Why collect uniforms someone (new to militaria collecting) might ask? For me at least, the idea of possessing a tangible object that was worn by a service member (especially during a significant period of our nation’s history) provides a sensory connection (sight, scent, touch) that is unattainable with written words or images. In addition, the uniforms themselves possess some elements and characteristics that make them, on their own, aesthetically pleasing.
My uniform collection, when compared with that of other (long-term) collectors, is quite humble and ordinary when it comes to the identities of the veterans who previously owned and wore the items. This is not to suggest that anyone’s service to this country is ordinary, but in comparison to veterans whose careers shaped and impacted history (so much so that their names are legendary because of their battlefield deeds), my uniforms are quite modest.
One colleague owns (or owned) uniforms that would make almost any collector salivate at the mere thought of touching, let alone owning. Imagine having the uniform from the man who, while in command of a diminutive destroyer escort, bore down on Japanese task force that consisted of four battleships (including the Yamato), eight cruisers and several destroyers in order to protect the carriers in his own task force? That commanding officer, Robert Copeland risked himself, his ship and his crew in order to successfully protect the American carriers from certain destruction near Samar in the Battle of Leyte Gulf. Copeland received the Navy Cross for his actions that day in October of 1944.
Not everyone has the finances or the perfect timing to locate items from such legendary people. Some collectors seek uniforms that serve to illustrate a story or, perhaps to demonstrate the progression of uniform changes throughout history. In either case, high-dollar uniforms from well-known figures (of American history) would serve to highlight such a story line but are not necessarily needed pieces. For those who (with limited budgets) want to pursue something from a specific (i.e. monumental) period of military history, “settling” for uniforms from the common soldier, airman, sailor or Marine.
I am particularly interested in the history surrounding the Pacific Theater of Operations (PTO) when discussing or researching World War II. Being a Navy veteran and the grandson of a WWII PTO Navy veteran, my collection tends to be focused in this area.
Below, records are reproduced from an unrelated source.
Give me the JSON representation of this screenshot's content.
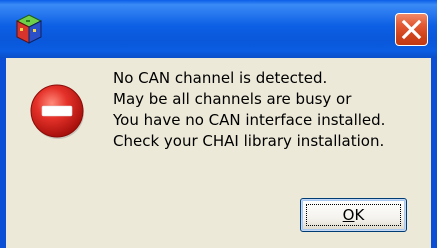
{
  "titlebar": {
    "title": "",
    "app_icon": "application-icon",
    "close_icon": "close-icon"
  },
  "dialog": {
    "icon": "error-icon",
    "message_lines": [
      "No CAN channel is detected.",
      "May be all channels are busy or",
      "You have no CAN interface installed.",
      "Check your CHAI library installation."
    ],
    "ok_button": {
      "mnemonic": "O",
      "rest": "K"
    }
  },
  "colors": {
    "titlebar": "#0a57da",
    "close_button": "#d0431b",
    "dialog_face": "#ece9d8",
    "error_red": "#d8201c"
  }
}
I’ve taken considerable interest specifically in the southern Solomon Islands and the battles (both on land and sea) that took place in the surrounding area. When many people think of this region, immediate thoughts of Guadalcanal and the saga of the First Marine Division’s legendary fight (and “abandonment” by the U.S. Navy following substantial vessel losses on August 8-9, 1942 near Savo Island). When a WWII USMC uniform from a 1st MarDiv veteran became available (at an affordable price), I didn’t hesitate to pull the trigger on a purchase.
As a research project – trying to determine the service and experiences of the original owner – it possesses next-to-nothing that would afford me a path to pursue. The only identifying marks in the uniform jacket were three initials, “G. E. M.” The odds that I could pinpoint a veteran in the 1st Marine Division with those three letters makes the challenge daunting, to say the least. At this point, I haven’t had the time or desire to begin such an endeavor leaving the uniform to simply fill a space within my collection. I am happy just to own this uniform with the idea that this private first class Marine possibly served in one or more of the notable battles alongside the his brothers in The Old Breed.
Related Uniform Topics:
All images are the property of their respective owners or M. S. Hennessy unless otherwise noted. Photo source may or may not indicate the original owner / copyright holder of the image.